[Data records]
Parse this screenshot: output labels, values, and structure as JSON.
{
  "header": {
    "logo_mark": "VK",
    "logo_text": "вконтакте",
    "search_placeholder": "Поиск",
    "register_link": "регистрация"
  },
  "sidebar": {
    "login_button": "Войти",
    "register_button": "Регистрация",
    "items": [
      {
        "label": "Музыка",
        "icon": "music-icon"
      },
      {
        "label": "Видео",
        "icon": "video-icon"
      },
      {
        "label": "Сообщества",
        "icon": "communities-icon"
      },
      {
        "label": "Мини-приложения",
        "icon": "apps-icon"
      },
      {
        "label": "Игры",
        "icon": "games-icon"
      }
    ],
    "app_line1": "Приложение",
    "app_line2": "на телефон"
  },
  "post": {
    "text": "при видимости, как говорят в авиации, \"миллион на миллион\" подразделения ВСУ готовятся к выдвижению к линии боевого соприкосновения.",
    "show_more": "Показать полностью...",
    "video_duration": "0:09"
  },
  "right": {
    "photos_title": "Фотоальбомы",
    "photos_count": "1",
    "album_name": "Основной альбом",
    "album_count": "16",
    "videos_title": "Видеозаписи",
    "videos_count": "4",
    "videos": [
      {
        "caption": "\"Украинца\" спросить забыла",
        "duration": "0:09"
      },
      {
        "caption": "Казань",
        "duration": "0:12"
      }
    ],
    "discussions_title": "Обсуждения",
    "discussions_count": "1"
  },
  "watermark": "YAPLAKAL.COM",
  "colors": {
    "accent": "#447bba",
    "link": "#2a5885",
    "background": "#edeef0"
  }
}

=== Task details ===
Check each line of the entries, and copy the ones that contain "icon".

=== Your response ===
        "icon": "music-icon"
        "icon": "video-icon"
        "icon": "communities-icon"
        "icon": "apps-icon"
        "icon": "games-icon"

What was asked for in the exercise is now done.